> Records to process:

____________

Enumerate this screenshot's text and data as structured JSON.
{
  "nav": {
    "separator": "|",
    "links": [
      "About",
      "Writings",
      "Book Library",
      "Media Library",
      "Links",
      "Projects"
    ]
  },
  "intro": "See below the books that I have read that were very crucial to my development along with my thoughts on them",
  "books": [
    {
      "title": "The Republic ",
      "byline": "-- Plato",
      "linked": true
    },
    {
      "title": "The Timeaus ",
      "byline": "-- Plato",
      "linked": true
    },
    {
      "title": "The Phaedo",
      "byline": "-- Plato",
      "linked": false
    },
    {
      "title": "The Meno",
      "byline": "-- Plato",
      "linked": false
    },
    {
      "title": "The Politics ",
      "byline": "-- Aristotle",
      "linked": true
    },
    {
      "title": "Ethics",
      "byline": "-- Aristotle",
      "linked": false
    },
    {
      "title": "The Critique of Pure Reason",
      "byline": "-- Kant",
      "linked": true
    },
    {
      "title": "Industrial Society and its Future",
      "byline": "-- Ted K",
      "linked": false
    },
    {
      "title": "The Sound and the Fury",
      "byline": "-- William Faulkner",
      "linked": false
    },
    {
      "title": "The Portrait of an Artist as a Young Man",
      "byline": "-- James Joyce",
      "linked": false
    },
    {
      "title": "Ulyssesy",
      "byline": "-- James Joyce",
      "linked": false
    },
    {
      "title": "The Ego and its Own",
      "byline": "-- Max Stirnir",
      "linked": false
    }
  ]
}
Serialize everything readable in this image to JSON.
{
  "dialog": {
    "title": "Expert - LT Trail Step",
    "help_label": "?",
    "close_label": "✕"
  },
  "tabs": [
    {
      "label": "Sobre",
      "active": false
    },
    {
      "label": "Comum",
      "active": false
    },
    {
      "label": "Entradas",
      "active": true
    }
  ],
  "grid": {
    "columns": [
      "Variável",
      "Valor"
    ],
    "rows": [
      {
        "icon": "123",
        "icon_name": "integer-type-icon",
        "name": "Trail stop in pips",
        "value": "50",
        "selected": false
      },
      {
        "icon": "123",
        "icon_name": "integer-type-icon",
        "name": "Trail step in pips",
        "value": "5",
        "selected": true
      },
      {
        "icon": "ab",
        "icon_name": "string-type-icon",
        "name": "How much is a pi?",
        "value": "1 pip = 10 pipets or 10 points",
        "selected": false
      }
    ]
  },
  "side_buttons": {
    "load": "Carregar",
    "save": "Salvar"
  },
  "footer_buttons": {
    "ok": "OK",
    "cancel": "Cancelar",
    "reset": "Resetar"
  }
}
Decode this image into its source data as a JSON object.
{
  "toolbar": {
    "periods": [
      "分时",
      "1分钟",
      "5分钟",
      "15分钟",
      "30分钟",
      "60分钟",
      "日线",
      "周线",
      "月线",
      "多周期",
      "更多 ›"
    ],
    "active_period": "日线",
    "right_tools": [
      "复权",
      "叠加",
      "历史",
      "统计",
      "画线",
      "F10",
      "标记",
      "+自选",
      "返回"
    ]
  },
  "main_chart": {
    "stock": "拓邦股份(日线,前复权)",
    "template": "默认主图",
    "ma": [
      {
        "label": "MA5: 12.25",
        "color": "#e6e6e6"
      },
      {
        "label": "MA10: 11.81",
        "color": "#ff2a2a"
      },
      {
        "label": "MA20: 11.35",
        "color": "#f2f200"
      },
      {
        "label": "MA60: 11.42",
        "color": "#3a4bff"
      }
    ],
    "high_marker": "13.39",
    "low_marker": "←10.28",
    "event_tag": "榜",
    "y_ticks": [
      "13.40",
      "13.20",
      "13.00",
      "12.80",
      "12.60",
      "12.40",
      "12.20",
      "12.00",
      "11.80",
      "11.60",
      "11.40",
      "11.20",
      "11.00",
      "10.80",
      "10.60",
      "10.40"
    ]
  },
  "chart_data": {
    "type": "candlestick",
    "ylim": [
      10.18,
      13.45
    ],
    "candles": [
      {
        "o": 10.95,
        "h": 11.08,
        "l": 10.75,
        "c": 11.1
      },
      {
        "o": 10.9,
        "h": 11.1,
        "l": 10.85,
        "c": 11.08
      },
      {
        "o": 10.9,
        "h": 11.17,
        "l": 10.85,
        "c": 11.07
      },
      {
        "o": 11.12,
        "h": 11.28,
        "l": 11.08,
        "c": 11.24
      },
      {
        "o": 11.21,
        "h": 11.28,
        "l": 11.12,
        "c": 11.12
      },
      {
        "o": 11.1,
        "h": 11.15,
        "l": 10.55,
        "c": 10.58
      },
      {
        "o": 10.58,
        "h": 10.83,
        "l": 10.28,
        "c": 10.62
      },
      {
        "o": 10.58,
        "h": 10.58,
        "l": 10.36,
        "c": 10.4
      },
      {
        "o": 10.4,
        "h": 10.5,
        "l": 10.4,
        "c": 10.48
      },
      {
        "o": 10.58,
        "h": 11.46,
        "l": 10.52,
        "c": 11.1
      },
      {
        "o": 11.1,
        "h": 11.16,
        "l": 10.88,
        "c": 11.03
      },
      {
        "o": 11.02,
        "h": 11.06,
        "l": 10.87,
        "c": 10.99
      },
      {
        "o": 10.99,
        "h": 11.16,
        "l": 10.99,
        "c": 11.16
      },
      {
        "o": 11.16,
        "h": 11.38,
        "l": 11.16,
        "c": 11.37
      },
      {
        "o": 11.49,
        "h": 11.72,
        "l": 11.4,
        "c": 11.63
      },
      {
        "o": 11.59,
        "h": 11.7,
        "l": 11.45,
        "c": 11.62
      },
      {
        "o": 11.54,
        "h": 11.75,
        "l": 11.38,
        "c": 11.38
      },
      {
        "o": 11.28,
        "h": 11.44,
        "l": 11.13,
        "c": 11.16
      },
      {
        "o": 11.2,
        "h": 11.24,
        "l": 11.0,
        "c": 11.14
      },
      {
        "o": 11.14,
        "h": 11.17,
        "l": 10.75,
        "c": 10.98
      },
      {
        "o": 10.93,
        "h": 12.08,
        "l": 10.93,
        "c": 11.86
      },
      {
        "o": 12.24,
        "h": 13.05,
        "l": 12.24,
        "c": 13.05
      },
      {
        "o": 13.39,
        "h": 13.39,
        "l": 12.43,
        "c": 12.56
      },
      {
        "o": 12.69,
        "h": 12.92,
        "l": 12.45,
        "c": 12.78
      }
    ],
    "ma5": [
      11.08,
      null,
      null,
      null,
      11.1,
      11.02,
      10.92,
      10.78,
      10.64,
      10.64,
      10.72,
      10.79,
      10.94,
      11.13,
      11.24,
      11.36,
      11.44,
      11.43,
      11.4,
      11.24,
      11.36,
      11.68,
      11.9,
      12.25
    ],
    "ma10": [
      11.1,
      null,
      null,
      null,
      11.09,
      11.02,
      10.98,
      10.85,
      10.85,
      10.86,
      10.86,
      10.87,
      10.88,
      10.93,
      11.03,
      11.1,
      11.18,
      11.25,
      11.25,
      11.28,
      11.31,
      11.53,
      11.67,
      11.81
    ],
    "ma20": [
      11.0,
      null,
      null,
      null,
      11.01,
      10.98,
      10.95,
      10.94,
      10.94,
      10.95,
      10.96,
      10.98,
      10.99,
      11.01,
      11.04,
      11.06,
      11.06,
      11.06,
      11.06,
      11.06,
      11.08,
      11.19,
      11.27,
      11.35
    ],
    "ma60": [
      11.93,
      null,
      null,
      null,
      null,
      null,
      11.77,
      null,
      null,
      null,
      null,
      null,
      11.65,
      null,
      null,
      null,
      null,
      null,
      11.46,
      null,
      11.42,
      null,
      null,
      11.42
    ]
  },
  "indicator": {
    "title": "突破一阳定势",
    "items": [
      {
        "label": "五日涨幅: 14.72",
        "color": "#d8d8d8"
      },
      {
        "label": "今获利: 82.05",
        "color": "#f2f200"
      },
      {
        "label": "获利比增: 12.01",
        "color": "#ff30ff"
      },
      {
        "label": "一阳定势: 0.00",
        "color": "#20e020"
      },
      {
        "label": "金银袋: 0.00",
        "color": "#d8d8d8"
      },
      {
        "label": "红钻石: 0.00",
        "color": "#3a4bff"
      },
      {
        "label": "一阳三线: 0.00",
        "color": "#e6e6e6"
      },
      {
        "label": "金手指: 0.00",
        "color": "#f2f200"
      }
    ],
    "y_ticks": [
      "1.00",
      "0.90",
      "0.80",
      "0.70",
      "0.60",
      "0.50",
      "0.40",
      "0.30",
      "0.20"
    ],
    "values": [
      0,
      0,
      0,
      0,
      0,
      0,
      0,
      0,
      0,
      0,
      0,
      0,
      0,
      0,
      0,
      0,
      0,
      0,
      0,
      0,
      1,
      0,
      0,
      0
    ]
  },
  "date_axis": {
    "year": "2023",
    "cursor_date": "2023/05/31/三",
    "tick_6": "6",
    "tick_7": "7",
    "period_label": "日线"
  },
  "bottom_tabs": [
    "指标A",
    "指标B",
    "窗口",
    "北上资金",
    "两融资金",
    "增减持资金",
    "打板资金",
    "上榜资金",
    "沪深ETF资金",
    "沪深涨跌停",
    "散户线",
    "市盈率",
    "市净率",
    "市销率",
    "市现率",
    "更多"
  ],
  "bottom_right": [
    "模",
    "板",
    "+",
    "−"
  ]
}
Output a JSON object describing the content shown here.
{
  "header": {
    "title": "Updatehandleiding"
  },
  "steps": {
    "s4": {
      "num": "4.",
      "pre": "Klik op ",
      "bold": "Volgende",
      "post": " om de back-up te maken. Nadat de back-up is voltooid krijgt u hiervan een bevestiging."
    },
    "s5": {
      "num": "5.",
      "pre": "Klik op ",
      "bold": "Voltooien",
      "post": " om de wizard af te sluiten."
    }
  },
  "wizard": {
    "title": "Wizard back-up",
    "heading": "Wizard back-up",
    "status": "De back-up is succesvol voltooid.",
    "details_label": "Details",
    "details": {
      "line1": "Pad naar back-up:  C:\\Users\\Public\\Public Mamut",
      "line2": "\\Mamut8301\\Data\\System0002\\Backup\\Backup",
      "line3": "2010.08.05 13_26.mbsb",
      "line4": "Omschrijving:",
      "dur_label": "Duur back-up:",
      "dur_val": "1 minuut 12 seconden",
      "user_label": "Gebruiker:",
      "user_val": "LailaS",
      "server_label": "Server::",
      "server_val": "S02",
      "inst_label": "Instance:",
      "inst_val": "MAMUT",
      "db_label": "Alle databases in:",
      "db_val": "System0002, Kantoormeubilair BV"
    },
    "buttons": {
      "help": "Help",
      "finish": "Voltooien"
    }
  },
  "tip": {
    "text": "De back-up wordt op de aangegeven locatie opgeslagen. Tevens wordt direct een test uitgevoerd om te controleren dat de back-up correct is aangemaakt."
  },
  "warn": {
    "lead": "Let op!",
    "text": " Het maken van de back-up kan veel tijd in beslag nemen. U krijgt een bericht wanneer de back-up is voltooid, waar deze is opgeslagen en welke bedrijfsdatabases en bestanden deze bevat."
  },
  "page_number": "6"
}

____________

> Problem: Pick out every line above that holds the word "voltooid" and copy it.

> Result of this task:
      "post": " om de back-up te maken. Nadat de back-up is voltooid krijgt u hiervan een bevestiging."
    "status": "De back-up is succesvol voltooid.",
    "text": " Het maken van de back-up kan veel tijd in beslag nemen. U krijgt een bericht wanneer de back-up is voltooid, waar deze is opgeslagen en welke bedrijfsdatabases en bestanden deze bevat."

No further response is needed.